Swathes of men in Iran are posting pictures of themselves wearing a hijab as part of a campaign protesting against a law that makes it compulsory for women to wear them.
The #MenInHijab campaign was created by online social movement My Stealthy Freedom, which was started by Iranian journalist Masih Alinejad in 2014. The campaign aims to show solidarity with women who have been forced to cover their hair in public since the Islamic Revolution in 1979.
Hundreds of images have been posted on Twitter, Facebook and Instagram showing men wearing scarves accompanied by female relatives.
“We are not against the hijab. If you want to wear it, you should wear it. Women in Iran don’t have a choice,” Alinejad told The Huffington Post. “There are people who say ‘This is a cultural issue, we shouldn’t get involved.’ No. This is a human rights issue. We must not be silent.”
چالش حجاب اجباري به خانواده ها كشيده شد. اين عكس را فرستاده و كوتاه نوشته كه اگر مردان مي خواهند در مورد حجاب اجباري نظر بدهند خوب است محدوديت ما را تجربه كنند. نوشته : جاي ما باشيد هرگز نمي خنديد... زير سايه ي اجبار... Nowadays, many families in Iran are joining the #MenInHijab campaign to challenge the foundations of the compulsary veil law. One of our followers who sent us this photo wrote the following: "If certain men want to force women to wear the veil, or if they want to make decisions on behalf of women in our society, why don't they try the veil on themselves first to see how it really feels? If these men were in our shoes, I don't think any of them would be smiling under the shackles of obligation" #مردان_باحجاب #meninhijab
A photo posted by دین من خرد من است (@rezaeinikshahla) on
For a world with freedom and respect to everyone. Women should be able to chose. This is unnatural. #meninhijab #politics #humanrights A photo posted by Bernat Añaños Martínez (@verdgris) on

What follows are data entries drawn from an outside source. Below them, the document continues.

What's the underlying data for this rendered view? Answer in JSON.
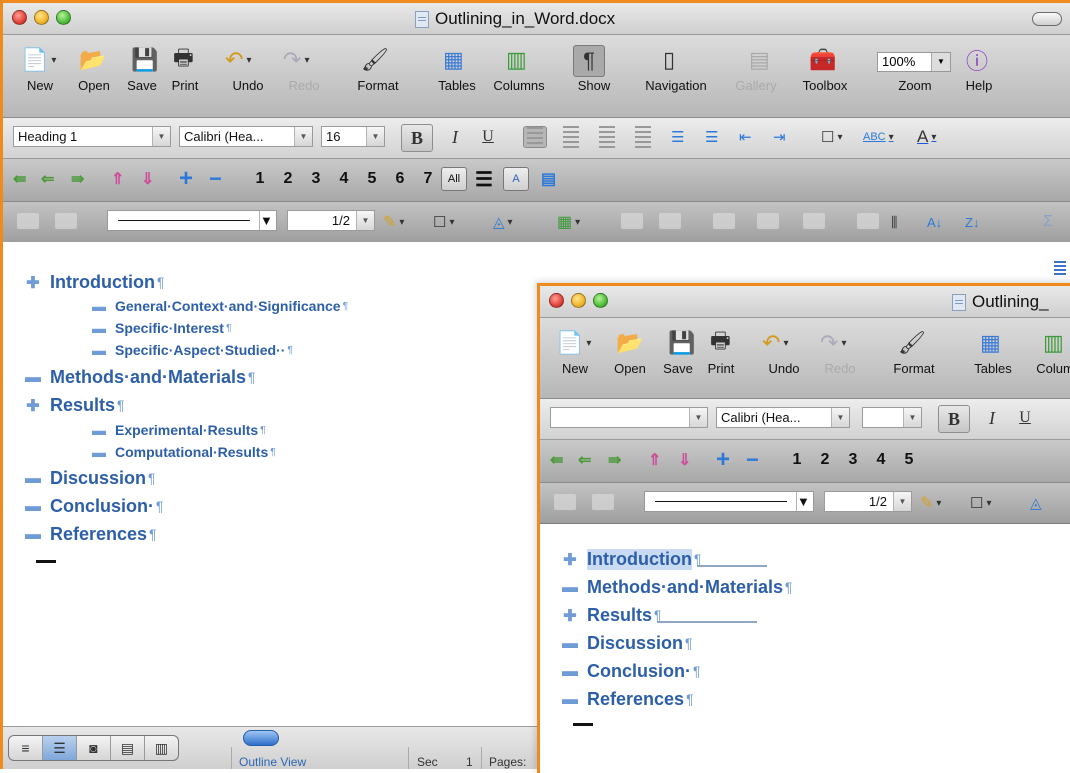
{
  "back_window": {
    "title": "Outlining_in_Word.docx",
    "toolbar": {
      "new": "New",
      "open": "Open",
      "save": "Save",
      "print": "Print",
      "undo": "Undo",
      "redo": "Redo",
      "format": "Format",
      "tables": "Tables",
      "columns": "Columns",
      "show": "Show",
      "navigation": "Navigation",
      "gallery": "Gallery",
      "toolbox": "Toolbox",
      "zoom": "Zoom",
      "help": "Help",
      "zoom_value": "100%"
    },
    "formatting": {
      "style": "Heading 1",
      "font": "Calibri (Hea...",
      "size": "16"
    },
    "outlining": {
      "levels": [
        "1",
        "2",
        "3",
        "4",
        "5",
        "6",
        "7"
      ],
      "all_label": "All"
    },
    "drawing": {
      "line_weight": "1/2"
    },
    "outline": [
      {
        "level": 1,
        "symbol": "plus",
        "text": "Introduction"
      },
      {
        "level": 2,
        "symbol": "minus",
        "text": "General·Context·and·Significance"
      },
      {
        "level": 2,
        "symbol": "minus",
        "text": "Specific·Interest"
      },
      {
        "level": 2,
        "symbol": "minus",
        "text": "Specific·Aspect·Studied··"
      },
      {
        "level": 1,
        "symbol": "minus",
        "text": "Methods·and·Materials"
      },
      {
        "level": 1,
        "symbol": "plus",
        "text": "Results"
      },
      {
        "level": 2,
        "symbol": "minus",
        "text": "Experimental·Results"
      },
      {
        "level": 2,
        "symbol": "minus",
        "text": "Computational·Results"
      },
      {
        "level": 1,
        "symbol": "minus",
        "text": "Discussion"
      },
      {
        "level": 1,
        "symbol": "minus",
        "text": "Conclusion·"
      },
      {
        "level": 1,
        "symbol": "minus",
        "text": "References"
      }
    ],
    "pilcrow": "¶",
    "statusbar": {
      "view_name": "Outline View",
      "sec_label": "Sec",
      "sec_value": "1",
      "pages_label": "Pages:"
    }
  },
  "front_window": {
    "title": "Outlining_",
    "toolbar": {
      "new": "New",
      "open": "Open",
      "save": "Save",
      "print": "Print",
      "undo": "Undo",
      "redo": "Redo",
      "format": "Format",
      "tables": "Tables",
      "columns": "Colum"
    },
    "formatting": {
      "style": "",
      "font": "Calibri (Hea...",
      "size": ""
    },
    "outlining": {
      "levels": [
        "1",
        "2",
        "3",
        "4",
        "5"
      ]
    },
    "drawing": {
      "line_weight": "1/2"
    },
    "outline": [
      {
        "symbol": "plus",
        "text": "Introduction",
        "collapsed": true,
        "selected": true
      },
      {
        "symbol": "minus",
        "text": "Methods·and·Materials",
        "collapsed": false
      },
      {
        "symbol": "plus",
        "text": "Results",
        "collapsed": true
      },
      {
        "symbol": "minus",
        "text": "Discussion",
        "collapsed": false
      },
      {
        "symbol": "minus",
        "text": "Conclusion·",
        "collapsed": false
      },
      {
        "symbol": "minus",
        "text": "References",
        "collapsed": false
      }
    ]
  },
  "colors": {
    "accent_border": "#ef8a1e",
    "heading_blue": "#2d5fa8",
    "outline_symbol": "#6f9bd6"
  }
}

Islamic law dictates that in any public place women must cover their heads with a headscarf, wear trousers or a floor length skirt, and a long-sleeved tunic or coat that reaches to mid-thigh or knee. The country has 'morality police' called Gashte Ershad on patrol who have the power to chastise or arrest women who aren't appropriately covering their hair or for wearing bright colours and make up.